Colonial history is now concentrated in one gallery, rather than dominating the whole museum as it ded before the modernisation. Located in Tervuren, just outside Brussels, it also deals with current issues facing the Democratic Republic of Congo (DRC) and its diaspora.
“We also assume our responsibility that for more than 60 years, we’ve diffused, we’ve disseminated an image of a superior, Western way of thinking to African cultures,” said museum director Guido Gryseels.
In the large rotunda, a statue remains of a European missionary with an African boy clutching his robes with a plaque that reads: “Belgium brings civilisation to Congo”. But now the room is dominated by a giant wooden sculpture of an African man’s head, sculptured by an artist born in DRC.
Many Belgians remain ignorant of their country’s harsh rule in what is now Democratic Republic of Congo (DRC) in the late 19th century, even though Belgium’s colonial past made the small European country one of the world’s most successful trading economies.
The €66 million renovation to the Africa museum, set in a palatial, neoclassical building in a landscaped park just outside the capital, hopes to confront Belgians with their colonial past.
DRC demands the return of artefacts
But activists says that by containing stolen artefacts it represents a continuation of colonialism. “There is no decolonisation without restitution,” said Mireille-Tsheusi Robert, who was born in the DRC before moving to Belgium, where she authored a book on racism.
DRC has announced that the country will soon demand the restitution of its artefacts. “The request for restitution will obviously be on the table,” said President Joseph Kabila in an interview with Belgian newspaper Le Soir, published on Friday.
“We are waiting for the end of the works and the opening of our own museum. One month before the end of the work, which is scheduled for the month of June, there will be an official request [for restitution],” he added.
The debate about whether colonial-era art should be returned home has intensified after French President Emmanuel Macron promised to return some African art to its countries, of which 85 to 90 percent is located outside the continent. Germany also published guidelines for considering repatriation this year.
Congolese died of influenza while exhibited in a human zoo
In Belgium, where around 250.000 people of African descent (mostly Congolese) live, the debate has grown stronger in recent weeks in the wake of RMCA’s reopening. Gryseels said the museum was open to returning some artefacts.
Belgium’s King Philippe had been expected to attend the museum’s inauguration on Saturday, but declined due to the controversy.
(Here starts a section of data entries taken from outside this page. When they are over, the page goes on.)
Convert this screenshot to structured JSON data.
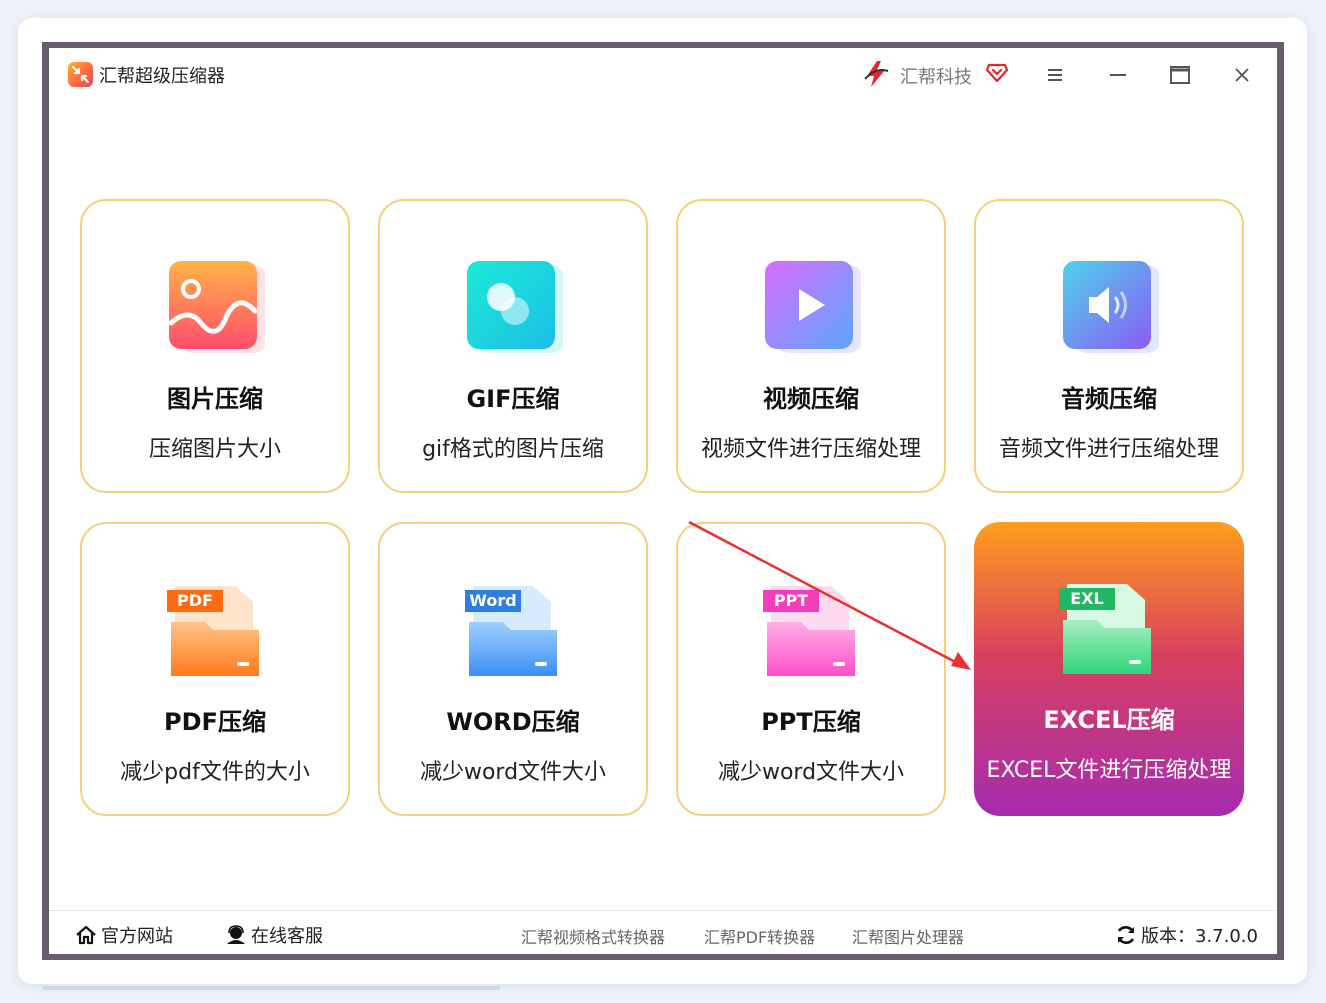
{
  "window": {
    "title": "汇帮超级压缩器",
    "brand": "汇帮科技"
  },
  "cards": [
    {
      "title": "图片压缩",
      "desc": "压缩图片大小",
      "icon": "image-icon",
      "colors": [
        "#ffb347",
        "#ff4d6d"
      ]
    },
    {
      "title": "GIF压缩",
      "desc": "gif格式的图片压缩",
      "icon": "gif-icon",
      "colors": [
        "#1de9d6",
        "#1cbfe6"
      ]
    },
    {
      "title": "视频压缩",
      "desc": "视频文件进行压缩处理",
      "icon": "video-play-icon",
      "colors": [
        "#d96cff",
        "#5aa8ff"
      ]
    },
    {
      "title": "音频压缩",
      "desc": "音频文件进行压缩处理",
      "icon": "audio-speaker-icon",
      "colors": [
        "#4fd1e8",
        "#8a5cf6"
      ]
    },
    {
      "title": "PDF压缩",
      "desc": "减少pdf文件的大小",
      "icon": "pdf-folder-icon",
      "badge": "PDF",
      "colors": [
        "#ffc48a",
        "#ff7a1a"
      ]
    },
    {
      "title": "WORD压缩",
      "desc": "减少word文件大小",
      "icon": "word-folder-icon",
      "badge": "Word",
      "colors": [
        "#9fd0ff",
        "#3d8ef5"
      ]
    },
    {
      "title": "PPT压缩",
      "desc": "减少word文件大小",
      "icon": "ppt-folder-icon",
      "badge": "PPT",
      "colors": [
        "#ffb0e6",
        "#ff4fc9"
      ]
    },
    {
      "title": "EXCEL压缩",
      "desc": "EXCEL文件进行压缩处理",
      "icon": "excel-folder-icon",
      "badge": "EXL",
      "colors": [
        "#a8f0c0",
        "#2fd47a"
      ],
      "active": true
    }
  ],
  "footer": {
    "official_site": "官方网站",
    "online_service": "在线客服",
    "products": [
      "汇帮视频格式转换器",
      "汇帮PDF转换器",
      "汇帮图片处理器"
    ],
    "version_label": "版本：3.7.0.0"
  },
  "colors": {
    "card_border": "#f5cf7a",
    "active_gradient_top": "#ff9f1c",
    "active_gradient_bottom": "#a52bb0",
    "annotation_arrow": "#e8322b"
  }
}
Another contentious issue involves seven Congolese who died of influenza when they were “imported” for exhibition in a human zoo, a practice that continued until DRC’s independence in 1960. A plaque was put up at the location of the human zoo, where the RMCA has since been built, while a new exhibit in the museum casts the shadows of names of Congolese people who died in Belgium over those of Belgians that perished in Africa.